Last, if you’re wondering if all this work is necessary, I’ll leave you with one final thought and from this you can decide for yourself.
There’s an old saying that goes “Good Enough is the arch enemy of Better and Best”! If you believe these words to be true then the information above is for you. If you disagree with this statement then you don’t need any of this nonsense and can continue happily shooting what you have.
Well-written Jon. Once you know the steps to take, it takes longer to read this article than to complete a set. It might seem overkill, but this is only for those who want to squeeze all the accuracy that can be had out of your TAC. Keep your eyes open over the next month. I will be doing a video to verify our results.

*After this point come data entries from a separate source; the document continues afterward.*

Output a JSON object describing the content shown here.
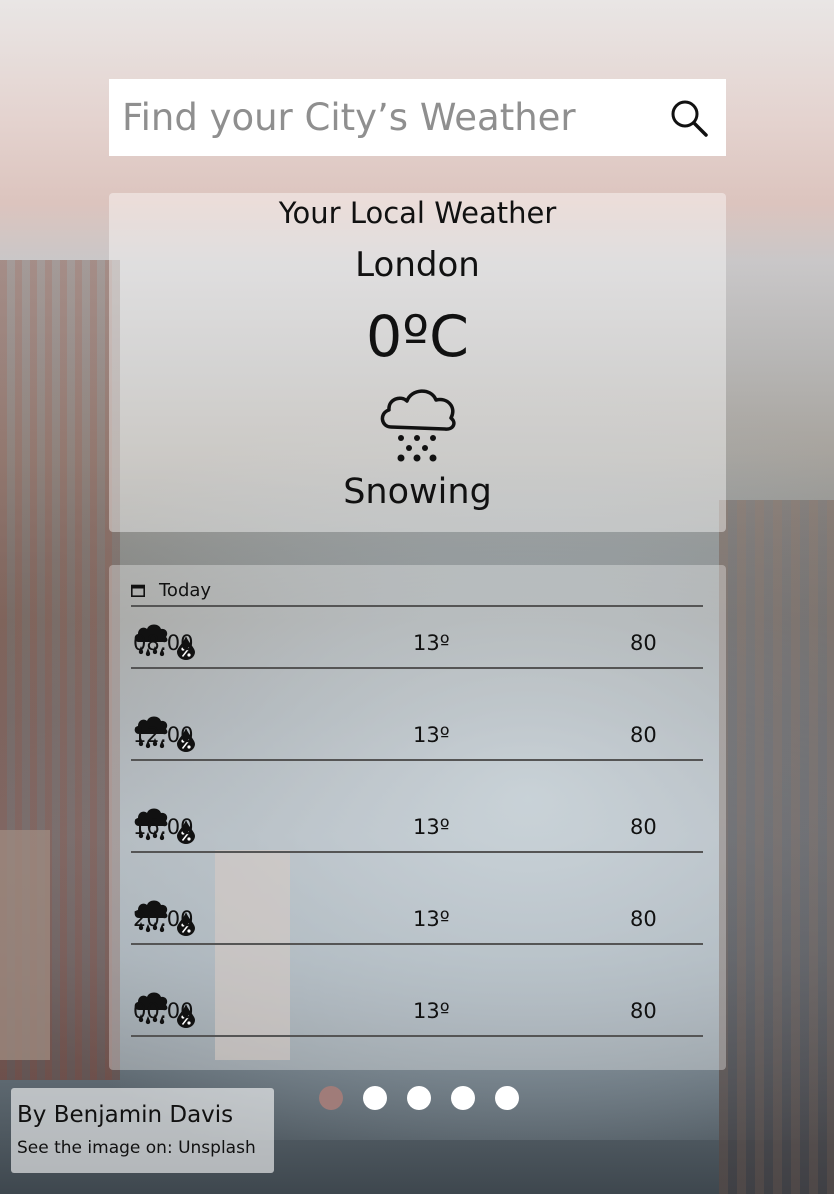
{
  "search": {
    "placeholder": "Find your City’s Weather",
    "icon": "search-icon"
  },
  "current": {
    "heading": "Your Local Weather",
    "city": "London",
    "temperature": "0ºC",
    "condition": "Snowing",
    "icon": "snow-cloud-icon"
  },
  "forecast": {
    "day_label": "Today",
    "day_icon": "calendar-icon",
    "rows": [
      {
        "time": "08:00",
        "weather_icon": "rain-cloud-icon",
        "temp": "13º",
        "humidity_icon": "humidity-drop-icon",
        "humidity": "80"
      },
      {
        "time": "12:00",
        "weather_icon": "rain-cloud-icon",
        "temp": "13º",
        "humidity_icon": "humidity-drop-icon",
        "humidity": "80"
      },
      {
        "time": "16:00",
        "weather_icon": "rain-cloud-icon",
        "temp": "13º",
        "humidity_icon": "humidity-drop-icon",
        "humidity": "80"
      },
      {
        "time": "20:00",
        "weather_icon": "rain-cloud-icon",
        "temp": "13º",
        "humidity_icon": "humidity-drop-icon",
        "humidity": "80"
      },
      {
        "time": "00:00",
        "weather_icon": "rain-cloud-icon",
        "temp": "13º",
        "humidity_icon": "humidity-drop-icon",
        "humidity": "80"
      }
    ]
  },
  "pagination": {
    "count": 5,
    "active_index": 0,
    "active_color": "#a07c79",
    "inactive_color": "#ffffff"
  },
  "credit": {
    "author": "By Benjamin Davis",
    "source_prefix": "See the image on: ",
    "source_link": "Unsplash"
  }
}
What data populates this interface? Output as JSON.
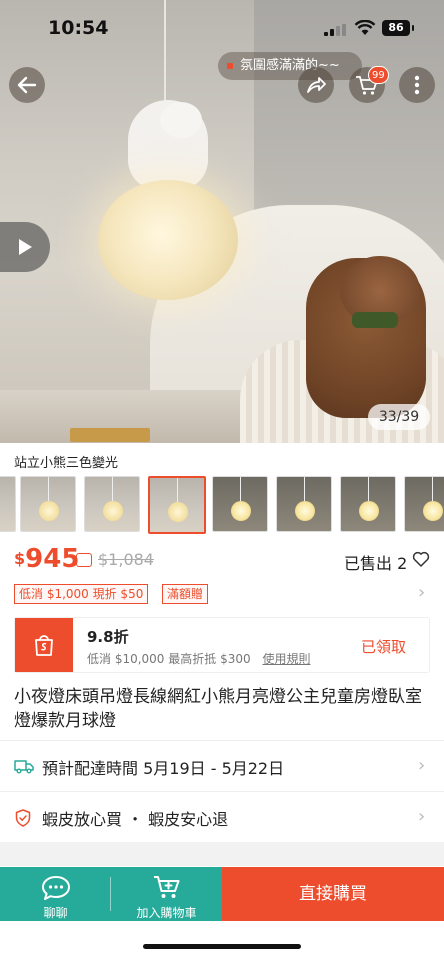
{
  "status_bar": {
    "time": "10:54",
    "battery": "86"
  },
  "top_nav": {
    "vibe_text": "氛圍感滿滿的~~",
    "cart_badge": "99"
  },
  "gallery": {
    "counter": "33/39"
  },
  "variant": {
    "title": "站立小熊三色變光",
    "thumbnails": [
      "thumb-1",
      "thumb-2",
      "thumb-3",
      "thumb-4",
      "thumb-5",
      "thumb-6",
      "thumb-7",
      "thumb-8"
    ],
    "selected_index": 3
  },
  "price": {
    "currency": "$",
    "current": "945",
    "original": "$1,084",
    "sold": "已售出 2"
  },
  "promos": [
    "低消 $1,000 現折 $50",
    "滿額贈"
  ],
  "voucher": {
    "discount": "9.8折",
    "description": "低消 $10,000 最高折抵 $300",
    "rule_link": "使用規則",
    "action": "已領取"
  },
  "product_title": "小夜燈床頭吊燈長線網紅小熊月亮燈公主兒童房燈臥室燈爆款月球燈",
  "shipping": {
    "label": "預計配達時間 5月19日 - 5月22日"
  },
  "guarantee": {
    "label": "蝦皮放心買 ・ 蝦皮安心退"
  },
  "bottom_bar": {
    "chat": "聊聊",
    "add_to_cart": "加入購物車",
    "buy_now": "直接購買"
  },
  "colors": {
    "brand": "#ee4d2d",
    "teal": "#26aa99"
  }
}
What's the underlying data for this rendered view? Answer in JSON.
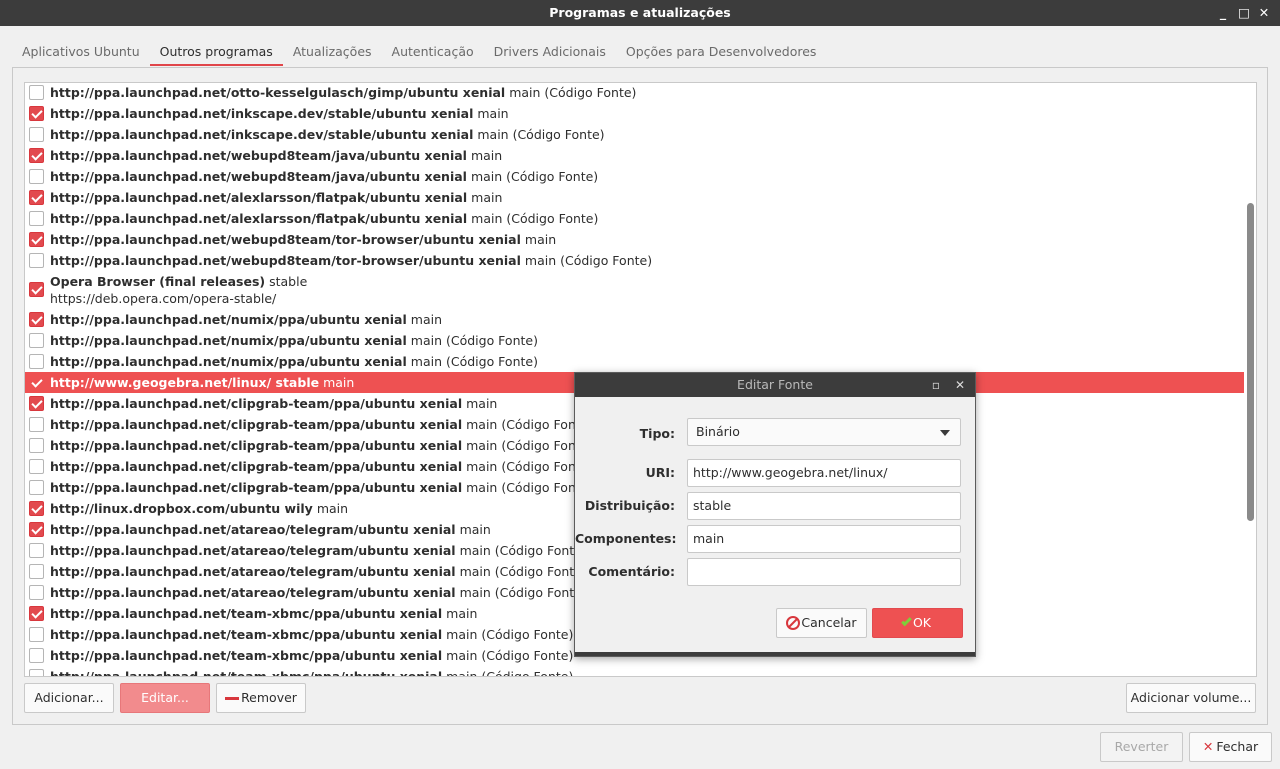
{
  "window": {
    "title": "Programas e atualizações",
    "min": "_",
    "max": "□",
    "close": "✕"
  },
  "tabs": [
    {
      "label": "Aplicativos Ubuntu",
      "active": false
    },
    {
      "label": "Outros programas",
      "active": true
    },
    {
      "label": "Atualizações",
      "active": false
    },
    {
      "label": "Autenticação",
      "active": false
    },
    {
      "label": "Drivers Adicionais",
      "active": false
    },
    {
      "label": "Opções para Desenvolvedores",
      "active": false
    }
  ],
  "sources": [
    {
      "checked": false,
      "url": "http://ppa.launchpad.net/otto-kesselgulasch/gimp/ubuntu xenial",
      "comp": "main (Código Fonte)"
    },
    {
      "checked": true,
      "url": "http://ppa.launchpad.net/inkscape.dev/stable/ubuntu xenial",
      "comp": "main"
    },
    {
      "checked": false,
      "url": "http://ppa.launchpad.net/inkscape.dev/stable/ubuntu xenial",
      "comp": "main (Código Fonte)"
    },
    {
      "checked": true,
      "url": "http://ppa.launchpad.net/webupd8team/java/ubuntu xenial",
      "comp": "main"
    },
    {
      "checked": false,
      "url": "http://ppa.launchpad.net/webupd8team/java/ubuntu xenial",
      "comp": "main (Código Fonte)"
    },
    {
      "checked": true,
      "url": "http://ppa.launchpad.net/alexlarsson/flatpak/ubuntu xenial",
      "comp": "main"
    },
    {
      "checked": false,
      "url": "http://ppa.launchpad.net/alexlarsson/flatpak/ubuntu xenial",
      "comp": "main (Código Fonte)"
    },
    {
      "checked": true,
      "url": "http://ppa.launchpad.net/webupd8team/tor-browser/ubuntu xenial",
      "comp": "main"
    },
    {
      "checked": false,
      "url": "http://ppa.launchpad.net/webupd8team/tor-browser/ubuntu xenial",
      "comp": "main (Código Fonte)"
    },
    {
      "checked": true,
      "url": "Opera Browser (final releases)",
      "comp": "stable",
      "sub": "https://deb.opera.com/opera-stable/"
    },
    {
      "checked": true,
      "url": "http://ppa.launchpad.net/numix/ppa/ubuntu xenial",
      "comp": "main"
    },
    {
      "checked": false,
      "url": "http://ppa.launchpad.net/numix/ppa/ubuntu xenial",
      "comp": "main (Código Fonte)"
    },
    {
      "checked": false,
      "url": "http://ppa.launchpad.net/numix/ppa/ubuntu xenial",
      "comp": "main (Código Fonte)"
    },
    {
      "checked": true,
      "url": "http://www.geogebra.net/linux/ stable",
      "comp": "main",
      "selected": true
    },
    {
      "checked": true,
      "url": "http://ppa.launchpad.net/clipgrab-team/ppa/ubuntu xenial",
      "comp": "main"
    },
    {
      "checked": false,
      "url": "http://ppa.launchpad.net/clipgrab-team/ppa/ubuntu xenial",
      "comp": "main (Código Fonte)"
    },
    {
      "checked": false,
      "url": "http://ppa.launchpad.net/clipgrab-team/ppa/ubuntu xenial",
      "comp": "main (Código Fonte)"
    },
    {
      "checked": false,
      "url": "http://ppa.launchpad.net/clipgrab-team/ppa/ubuntu xenial",
      "comp": "main (Código Fonte)"
    },
    {
      "checked": false,
      "url": "http://ppa.launchpad.net/clipgrab-team/ppa/ubuntu xenial",
      "comp": "main (Código Fonte)"
    },
    {
      "checked": true,
      "url": "http://linux.dropbox.com/ubuntu wily",
      "comp": "main"
    },
    {
      "checked": true,
      "url": "http://ppa.launchpad.net/atareao/telegram/ubuntu xenial",
      "comp": "main"
    },
    {
      "checked": false,
      "url": "http://ppa.launchpad.net/atareao/telegram/ubuntu xenial",
      "comp": "main (Código Fonte)"
    },
    {
      "checked": false,
      "url": "http://ppa.launchpad.net/atareao/telegram/ubuntu xenial",
      "comp": "main (Código Fonte)"
    },
    {
      "checked": false,
      "url": "http://ppa.launchpad.net/atareao/telegram/ubuntu xenial",
      "comp": "main (Código Fonte)"
    },
    {
      "checked": true,
      "url": "http://ppa.launchpad.net/team-xbmc/ppa/ubuntu xenial",
      "comp": "main"
    },
    {
      "checked": false,
      "url": "http://ppa.launchpad.net/team-xbmc/ppa/ubuntu xenial",
      "comp": "main (Código Fonte)"
    },
    {
      "checked": false,
      "url": "http://ppa.launchpad.net/team-xbmc/ppa/ubuntu xenial",
      "comp": "main (Código Fonte)"
    },
    {
      "checked": false,
      "url": "http://ppa.launchpad.net/team-xbmc/ppa/ubuntu xenial",
      "comp": "main (Código Fonte)"
    }
  ],
  "list_buttons": {
    "add": "Adicionar...",
    "edit": "Editar...",
    "remove": "Remover",
    "add_volume": "Adicionar volume..."
  },
  "footer": {
    "revert": "Reverter",
    "close": "Fechar"
  },
  "dialog": {
    "title": "Editar Fonte",
    "type_label": "Tipo:",
    "type_value": "Binário",
    "uri_label": "URI:",
    "uri_value": "http://www.geogebra.net/linux/",
    "dist_label": "Distribuição:",
    "dist_value": "stable",
    "comp_label": "Componentes:",
    "comp_value": "main",
    "comment_label": "Comentário:",
    "comment_value": "",
    "cancel": "Cancelar",
    "ok": "OK"
  },
  "colors": {
    "accent": "#e24a4f",
    "selection": "#ee5152",
    "titlebar": "#3c3c3c"
  }
}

I'm sure everyone who took the time to read this lengthy article realizes this did not take 5 minutes to put together. Jon should be applauded for his efforts here. Well-done Jon, thank you.
I am sure all will agree your investment of time and money is well appreciated.
As in so many other marksmanship pursuits, consistency is the key to success.
One gram is equal to 15.43 grains (You have gotten to know me well).
Thanks again and everyone always remember to be safe and have fun,
“The rifle itself has no moral stature, since it has no will of its own. Naturally, it may be used by evil men for evil purposes, but there are more good men than evil, and while the latter can not be persuaded to the path of righteousness by propaganda, they can certainly be corrected by good men with rifles.”